These materials have not been reviewed by, are not registered with any securities or other regulatory authority, and may, where appropriate, be distributed by the following Manulife entities in their respective jurisdictions. Additional information about Manulife Investment Management may be found at www.manulifeim.com/institutional.

Australia: Hancock Natural Resource Group Australasia Pty Limited, Manulife Investment Management (Hong Kong) Limited. Brazil: Hancock Asset Management Brasil Ltda. Canada: Manulife Investment Management Limited, Manulife Investment Management Distributors Inc., Manulife Investment Management (North America) Limited, Manulife Investment Management Private Markets (Canada) Corp. China: Manulife Overseas Investment Fund Management (Shanghai) Limited Company. European Economic Area and United Kingdom: Manulife Investment Management (Europe) Ltd. which is authorised and regulated by the Financial Conduct Authority, Manulife Investment Management (Ireland) Ltd. which is authorised and regulated by the Central Bank of Ireland Hong Kong: Manulife Investment Management (Hong Kong) Limited. Indonesia: PT Manulife Aset Manajemen Indonesia. Japan: Manulife Asset Management (Japan) Limited. Malaysia: Manulife Investment Management (M) Berhad (formerly known as Manulife Asset Management Services Berhad) 200801033087 (834424-U) Philippines: Manulife Asset Management and Trust Corporation. Singapore: Manulife Investment Management (Singapore) Pte. Ltd. (Company Registration No. 200709952G) Switzerland: Manulife IM (Switzerland) LLC. Taiwan: Manulife Investment Management (Taiwan) Co. Ltd. Thailand: Manulife Asset Management (Thailand) Company Limited. United States: John Hancock Investment Management LLC, Manulife Investment Management (US) LLC, Hancock Capital Investment Management, LLC and Hancock Natural Resource Group, Inc. Vietnam: Manulife Investment Fund Management (Vietnam) Company Limited. 

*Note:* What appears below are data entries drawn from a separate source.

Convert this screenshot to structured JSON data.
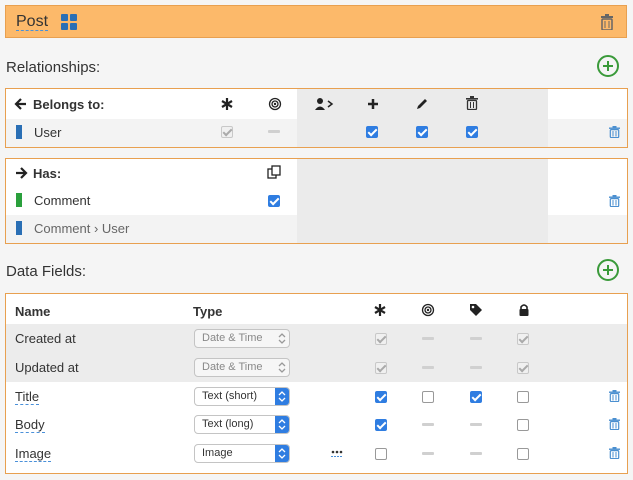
{
  "header": {
    "title": "Post"
  },
  "relationships": {
    "section_title": "Relationships:",
    "belongs_to": {
      "label": "Belongs to:",
      "rows": [
        {
          "name": "User",
          "color": "#2a6fb5"
        }
      ]
    },
    "has": {
      "label": "Has:",
      "rows": [
        {
          "name": "Comment",
          "color": "#2aa03c"
        },
        {
          "name": "Comment › User",
          "color": "#2a6fb5"
        }
      ]
    }
  },
  "data_fields": {
    "section_title": "Data Fields:",
    "col_name": "Name",
    "col_type": "Type",
    "rows": [
      {
        "name": "Created at",
        "type": "Date & Time"
      },
      {
        "name": "Updated at",
        "type": "Date & Time"
      },
      {
        "name": "Title",
        "type": "Text (short)"
      },
      {
        "name": "Body",
        "type": "Text (long)"
      },
      {
        "name": "Image",
        "type": "Image"
      }
    ]
  },
  "colors": {
    "accent": "#fcb96a",
    "border": "#e8a050",
    "checkbox": "#2f7de1",
    "add": "#3a9a3a"
  },
  "icons": [
    "grid-icon",
    "trash-icon",
    "plus-circle-icon",
    "asterisk-icon",
    "target-icon",
    "user-arrow-icon",
    "plus-icon",
    "pencil-icon",
    "copy-icon",
    "tag-icon",
    "lock-icon",
    "ellipsis-icon",
    "arrow-left-icon",
    "arrow-right-icon"
  ]
}
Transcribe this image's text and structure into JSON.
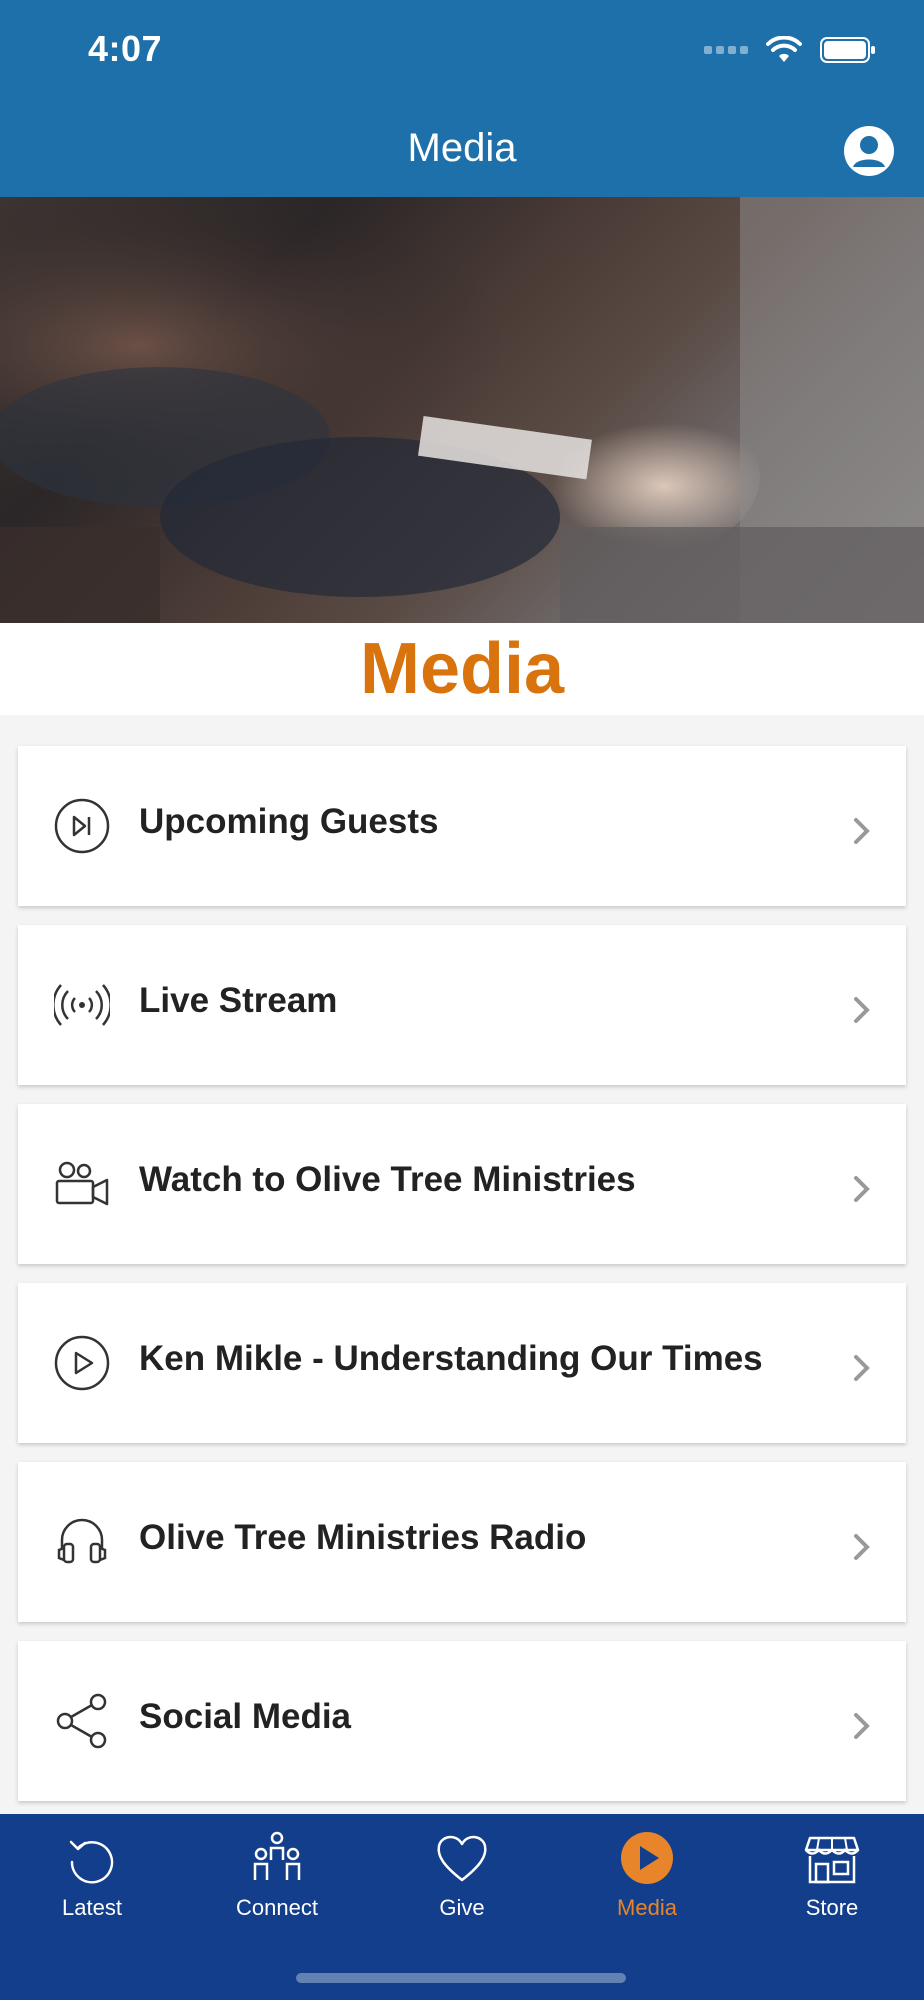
{
  "status_bar": {
    "time": "4:07"
  },
  "header": {
    "title": "Media"
  },
  "hero": {
    "title": "Media"
  },
  "menu": [
    {
      "label": "Upcoming Guests",
      "icon": "skip-forward-circle-icon"
    },
    {
      "label": "Live Stream",
      "icon": "broadcast-icon"
    },
    {
      "label": "Watch to Olive Tree Ministries",
      "icon": "video-camera-icon"
    },
    {
      "label": "Ken Mikle - Understanding Our Times",
      "icon": "play-circle-icon"
    },
    {
      "label": "Olive Tree Ministries Radio",
      "icon": "headphones-icon"
    },
    {
      "label": "Social Media",
      "icon": "share-icon"
    }
  ],
  "tabs": [
    {
      "label": "Latest",
      "icon": "refresh-icon",
      "active": false
    },
    {
      "label": "Connect",
      "icon": "people-icon",
      "active": false
    },
    {
      "label": "Give",
      "icon": "heart-icon",
      "active": false
    },
    {
      "label": "Media",
      "icon": "play-circle-icon",
      "active": true
    },
    {
      "label": "Store",
      "icon": "store-icon",
      "active": false
    }
  ],
  "colors": {
    "header_blue": "#1d70a9",
    "tabbar_blue": "#123e8c",
    "accent_orange": "#d9730d",
    "active_tab": "#e8852a"
  }
}
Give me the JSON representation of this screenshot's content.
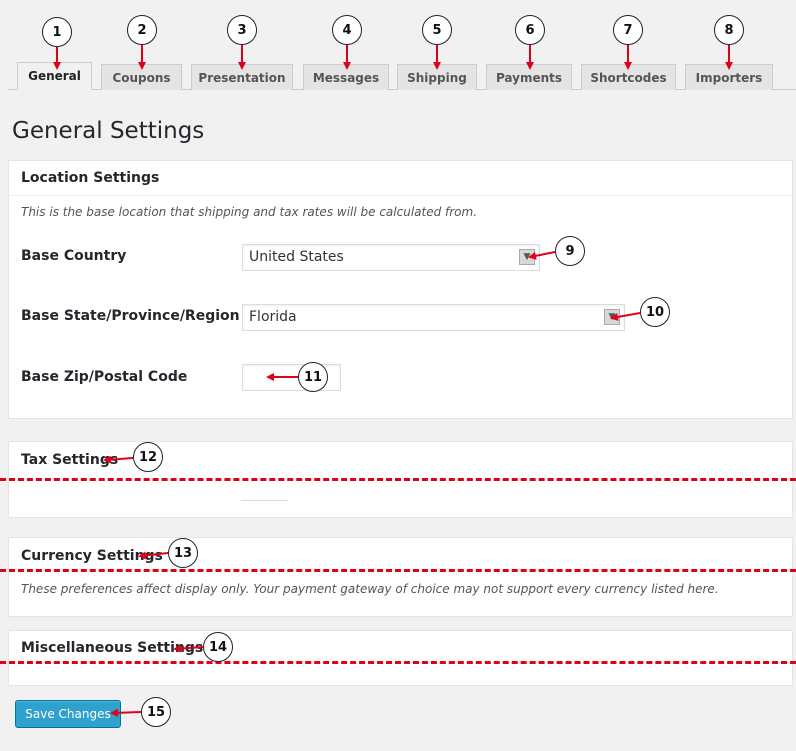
{
  "tabs": [
    {
      "label": "General",
      "active": true
    },
    {
      "label": "Coupons"
    },
    {
      "label": "Presentation"
    },
    {
      "label": "Messages"
    },
    {
      "label": "Shipping"
    },
    {
      "label": "Payments"
    },
    {
      "label": "Shortcodes"
    },
    {
      "label": "Importers"
    }
  ],
  "page_title": "General Settings",
  "location": {
    "title": "Location Settings",
    "description": "This is the base location that shipping and tax rates will be calculated from.",
    "base_country_label": "Base Country",
    "base_country_value": "United States",
    "base_state_label": "Base State/Province/Region",
    "base_state_value": "Florida",
    "zip_label": "Base Zip/Postal Code",
    "zip_value": ""
  },
  "tax": {
    "title": "Tax Settings"
  },
  "currency": {
    "title": "Currency Settings",
    "description": "These preferences affect display only. Your payment gateway of choice may not support every currency listed here."
  },
  "misc": {
    "title": "Miscellaneous Settings"
  },
  "save_label": "Save Changes",
  "callouts": [
    "1",
    "2",
    "3",
    "4",
    "5",
    "6",
    "7",
    "8",
    "9",
    "10",
    "11",
    "12",
    "13",
    "14",
    "15"
  ],
  "colors": {
    "accent": "#2ea2cc",
    "annotation": "#e0001a"
  },
  "icons": {
    "select_arrow": "chevron-down-icon"
  }
}
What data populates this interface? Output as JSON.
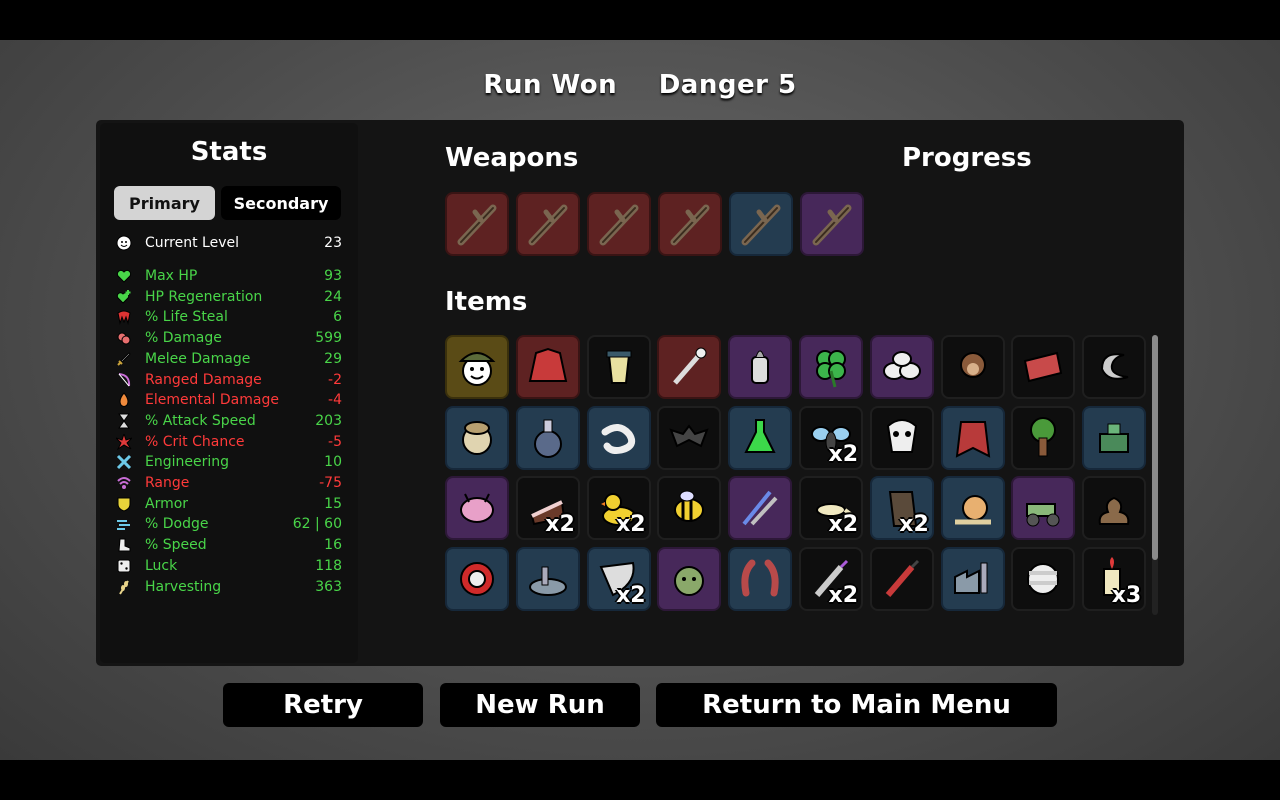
{
  "header": {
    "status": "Run Won",
    "danger": "Danger 5"
  },
  "stats": {
    "title": "Stats",
    "tabs": {
      "primary": "Primary",
      "secondary": "Secondary"
    },
    "current_level": {
      "label": "Current Level",
      "value": "23",
      "icon": "face-icon",
      "color": "#ffffff"
    },
    "rows": [
      {
        "label": "Max HP",
        "value": "93",
        "icon": "heart-icon",
        "color": "#49d549"
      },
      {
        "label": "HP Regeneration",
        "value": "24",
        "icon": "heart-plus-icon",
        "color": "#49d549"
      },
      {
        "label": "% Life Steal",
        "value": "6",
        "icon": "fangs-icon",
        "color": "#49d549"
      },
      {
        "label": "% Damage",
        "value": "599",
        "icon": "muscle-icon",
        "color": "#49d549"
      },
      {
        "label": "Melee Damage",
        "value": "29",
        "icon": "sword-icon",
        "color": "#49d549"
      },
      {
        "label": "Ranged Damage",
        "value": "-2",
        "icon": "bow-icon",
        "color": "#ff3a3a"
      },
      {
        "label": "Elemental Damage",
        "value": "-4",
        "icon": "flame-icon",
        "color": "#ff3a3a"
      },
      {
        "label": "% Attack Speed",
        "value": "203",
        "icon": "hourglass-icon",
        "color": "#49d549"
      },
      {
        "label": "% Crit Chance",
        "value": "-5",
        "icon": "burst-icon",
        "color": "#ff3a3a"
      },
      {
        "label": "Engineering",
        "value": "10",
        "icon": "wrench-icon",
        "color": "#49d549"
      },
      {
        "label": "Range",
        "value": "-75",
        "icon": "signal-icon",
        "color": "#ff3a3a"
      },
      {
        "label": "Armor",
        "value": "15",
        "icon": "shield-icon",
        "color": "#49d549"
      },
      {
        "label": "% Dodge",
        "value": "62 | 60",
        "icon": "wind-icon",
        "color": "#49d549"
      },
      {
        "label": "% Speed",
        "value": "16",
        "icon": "boot-icon",
        "color": "#49d549"
      },
      {
        "label": "Luck",
        "value": "118",
        "icon": "dice-icon",
        "color": "#49d549"
      },
      {
        "label": "Harvesting",
        "value": "363",
        "icon": "wheat-icon",
        "color": "#49d549"
      }
    ]
  },
  "weapons": {
    "title": "Weapons",
    "slots": [
      {
        "tier": "red",
        "icon": "stick-weapon-icon"
      },
      {
        "tier": "red",
        "icon": "stick-weapon-icon"
      },
      {
        "tier": "red",
        "icon": "stick-weapon-icon"
      },
      {
        "tier": "red",
        "icon": "stick-weapon-icon"
      },
      {
        "tier": "blue",
        "icon": "stick-weapon-icon"
      },
      {
        "tier": "purple",
        "icon": "stick-weapon-icon"
      }
    ]
  },
  "progress": {
    "title": "Progress"
  },
  "items": {
    "title": "Items",
    "rows": [
      [
        {
          "tier": "gold",
          "icon": "hat-character-icon",
          "qty": ""
        },
        {
          "tier": "red",
          "icon": "jacket-icon",
          "qty": ""
        },
        {
          "tier": "black",
          "icon": "juice-cup-icon",
          "qty": ""
        },
        {
          "tier": "red",
          "icon": "bone-wand-icon",
          "qty": ""
        },
        {
          "tier": "purple",
          "icon": "baby-bottle-icon",
          "qty": ""
        },
        {
          "tier": "purple",
          "icon": "clover-icon",
          "qty": ""
        },
        {
          "tier": "purple",
          "icon": "egg-cluster-icon",
          "qty": ""
        },
        {
          "tier": "black",
          "icon": "monkey-icon",
          "qty": ""
        },
        {
          "tier": "black",
          "icon": "ticket-icon",
          "qty": ""
        },
        {
          "tier": "black",
          "icon": "moon-swirl-icon",
          "qty": ""
        }
      ],
      [
        {
          "tier": "blue",
          "icon": "compass-icon",
          "qty": ""
        },
        {
          "tier": "blue",
          "icon": "potion-flask-icon",
          "qty": ""
        },
        {
          "tier": "blue",
          "icon": "worm-icon",
          "qty": ""
        },
        {
          "tier": "black",
          "icon": "bat-icon",
          "qty": ""
        },
        {
          "tier": "blue",
          "icon": "green-flask-icon",
          "qty": ""
        },
        {
          "tier": "black",
          "icon": "fly-icon",
          "qty": "x2"
        },
        {
          "tier": "black",
          "icon": "skull-mask-icon",
          "qty": ""
        },
        {
          "tier": "blue",
          "icon": "cape-icon",
          "qty": ""
        },
        {
          "tier": "black",
          "icon": "tree-icon",
          "qty": ""
        },
        {
          "tier": "blue",
          "icon": "turret-icon",
          "qty": ""
        }
      ],
      [
        {
          "tier": "purple",
          "icon": "brain-icon",
          "qty": ""
        },
        {
          "tier": "black",
          "icon": "cake-slice-icon",
          "qty": "x2"
        },
        {
          "tier": "black",
          "icon": "rubber-duck-icon",
          "qty": "x2"
        },
        {
          "tier": "black",
          "icon": "bee-icon",
          "qty": ""
        },
        {
          "tier": "purple",
          "icon": "magic-wands-icon",
          "qty": ""
        },
        {
          "tier": "black",
          "icon": "lizard-icon",
          "qty": "x2"
        },
        {
          "tier": "blue",
          "icon": "scroll-icon",
          "qty": "x2"
        },
        {
          "tier": "blue",
          "icon": "snail-icon",
          "qty": ""
        },
        {
          "tier": "purple",
          "icon": "tractor-icon",
          "qty": ""
        },
        {
          "tier": "black",
          "icon": "poop-icon",
          "qty": ""
        }
      ],
      [
        {
          "tier": "blue",
          "icon": "target-icon",
          "qty": ""
        },
        {
          "tier": "blue",
          "icon": "ruins-icon",
          "qty": ""
        },
        {
          "tier": "blue",
          "icon": "horn-icon",
          "qty": "x2"
        },
        {
          "tier": "purple",
          "icon": "zombie-icon",
          "qty": ""
        },
        {
          "tier": "blue",
          "icon": "claws-icon",
          "qty": ""
        },
        {
          "tier": "black",
          "icon": "syringe-icon",
          "qty": "x2"
        },
        {
          "tier": "black",
          "icon": "red-syringe-icon",
          "qty": ""
        },
        {
          "tier": "blue",
          "icon": "factory-icon",
          "qty": ""
        },
        {
          "tier": "black",
          "icon": "bandaged-face-icon",
          "qty": ""
        },
        {
          "tier": "black",
          "icon": "candle-icon",
          "qty": "x3"
        }
      ]
    ]
  },
  "buttons": {
    "retry": "Retry",
    "new_run": "New Run",
    "main_menu": "Return to Main Menu"
  }
}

Kai-Kong Chay, CFA

Kai-Kong Chay, CFA, 

Senior Portfolio Manager, Asia ex-Japan Equity

Manulife Investment Management

Read bio